Lauren Beukes’s Zoo City is a delightful blend of noir and contemporary fantasy, set in exotic Johannesburg, South Africa. As soon as I read the first chapter, I was hooked. It was so good I read it in less than a day. There’s a lot going on in this story. There’s a killer mystery and an interesting premise (that I’ll get to in a second). But what makes this book is its atmosphere. Without beating the reader over the head with details, you get a sense of the rickety, crime ridden tenements where the main character spends most of her time so so strong that you can almost smell the stink of it. The dialogue is peppered with Afrikaans and several African languages and the cast is wildly diverse. I tip my metaphorical hat to Beukes’s skill as a writer.
Zinzi December is a part-time lost object retriever and part-time 419 scammer until she gets caught up in a mystery that’s a lot bigger than anyone (even the reader) suspects. What complicates matters is that she carries the weight of her brother’s murder on her back in the quite literal form of a sloth. Because if the sloth, she can’t move on with her life. She was once a drug addicted journalist, living the high life. By the time we meet her, she’s off the drugs and in a stable relationship with a man who is reminded of his crimes as a child soldier by a mongoose that lives with him.
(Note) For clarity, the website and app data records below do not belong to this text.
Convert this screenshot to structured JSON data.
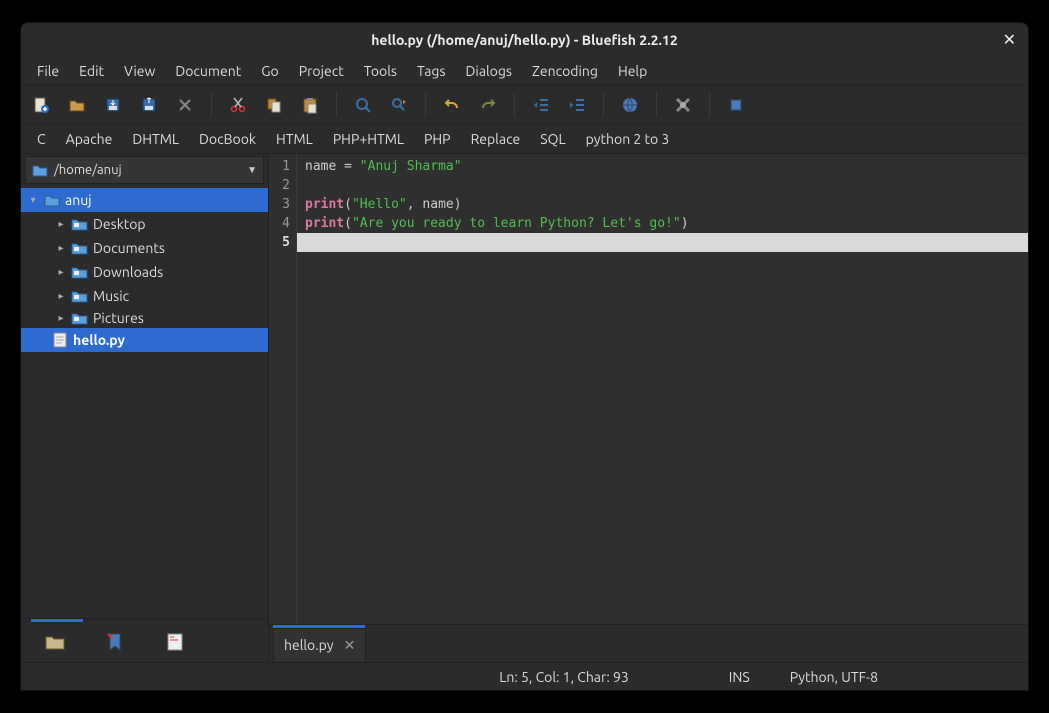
{
  "title": "hello.py (/home/anuj/hello.py) - Bluefish 2.2.12",
  "menubar": [
    "File",
    "Edit",
    "View",
    "Document",
    "Go",
    "Project",
    "Tools",
    "Tags",
    "Dialogs",
    "Zencoding",
    "Help"
  ],
  "langbar": [
    "C",
    "Apache",
    "DHTML",
    "DocBook",
    "HTML",
    "PHP+HTML",
    "PHP",
    "Replace",
    "SQL",
    "python 2 to 3"
  ],
  "path_selector": "/home/anuj",
  "tree": {
    "root": "anuj",
    "children": [
      "Desktop",
      "Documents",
      "Downloads",
      "Music",
      "Pictures"
    ],
    "selected_file": "hello.py"
  },
  "code": {
    "lines": [
      {
        "no": 1,
        "segments": [
          {
            "t": "name ",
            "c": "tok-name"
          },
          {
            "t": "= ",
            "c": "tok-op"
          },
          {
            "t": "\"Anuj Sharma\"",
            "c": "tok-str"
          }
        ]
      },
      {
        "no": 2,
        "segments": []
      },
      {
        "no": 3,
        "segments": [
          {
            "t": "print",
            "c": "tok-kw"
          },
          {
            "t": "(",
            "c": "tok-paren"
          },
          {
            "t": "\"Hello\"",
            "c": "tok-str"
          },
          {
            "t": ", ",
            "c": "tok-comma"
          },
          {
            "t": "name",
            "c": "tok-name"
          },
          {
            "t": ")",
            "c": "tok-paren"
          }
        ]
      },
      {
        "no": 4,
        "segments": [
          {
            "t": "print",
            "c": "tok-kw"
          },
          {
            "t": "(",
            "c": "tok-paren"
          },
          {
            "t": "\"Are you ready to learn Python? Let's go!\"",
            "c": "tok-str"
          },
          {
            "t": ")",
            "c": "tok-paren"
          }
        ]
      },
      {
        "no": 5,
        "segments": [],
        "current": true
      }
    ]
  },
  "tab": {
    "label": "hello.py"
  },
  "status": {
    "pos": "Ln: 5, Col: 1, Char: 93",
    "mode": "INS",
    "enc": "Python, UTF-8"
  }
}
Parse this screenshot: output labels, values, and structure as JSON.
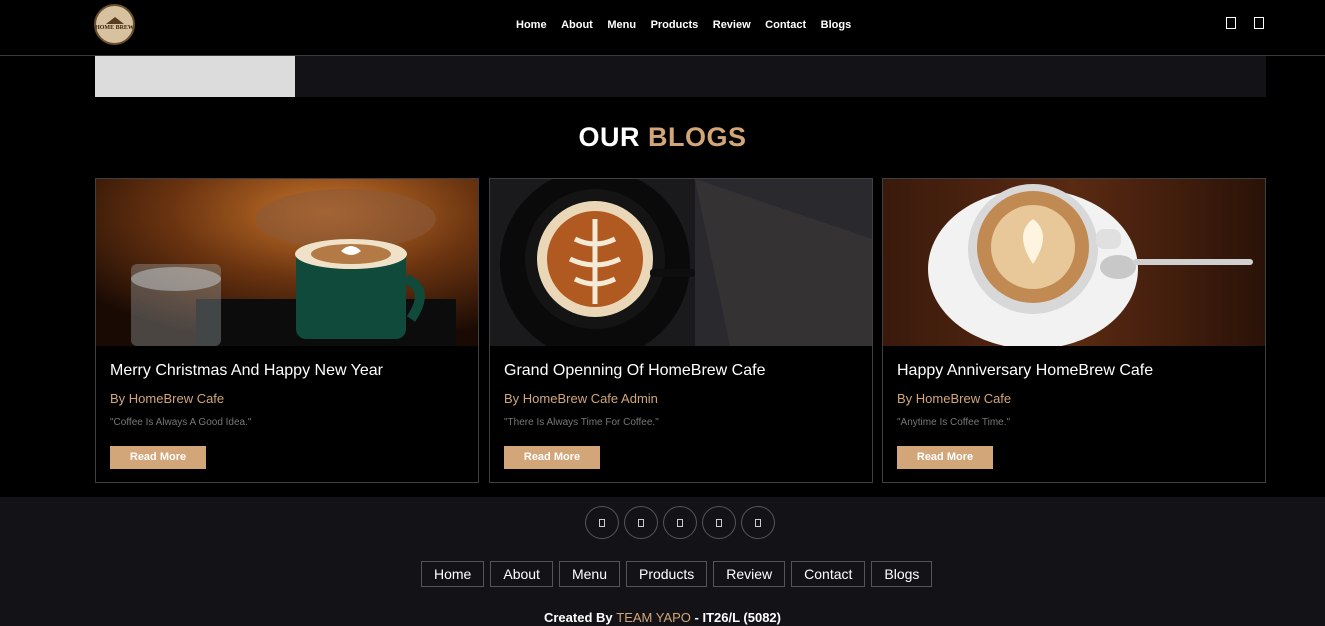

The action really gets rolling when, in order to pay off some old debts, Zinzi takes a job tracking down a missing pop star. All of her leads dead end, though she risks her life to try and find out where the girl went. As we read and as Zinzi investigates, there are small hints that something is off. Although neither Zinzi nor I put them together until the utterly thrilling Part II. Until Part II, I was content with the book. It was every interesting, but not spectacular. Part II is bloody spectacular. I hate to give away details in a mystery, but I will say that the missing pop start is just a small part of the bigger crime. It’s interesting that Beukes lets you think it’s all over at the end of Part I.
So, the premise. This isn’t explicitly talked about much in the novel, so you have to pick it up from context. In Zinzi’s world, people’s crimes are readily apparent by the animal that appears shortly after their crimes–even if the death of the other person was unintentional. Throughout the novel, you get news stories and other hints of what’s going on in the rest of the world. If the animal dies, the Undertow–a mysterious and terrifying force–apparently kills the person. It’s never explained where these animals and the Undertow come from, or even that they represent. Are they guilt? Are they punishment? I really hope there’s a sequel to this book, if only to get more clues.
Zoo City was a very enjoyable read, with many things to recommend it. And I’m not the only one doing the recommending. Zoo City won the 2011 Arthur C. Clarke award. I very much look forward to her next work.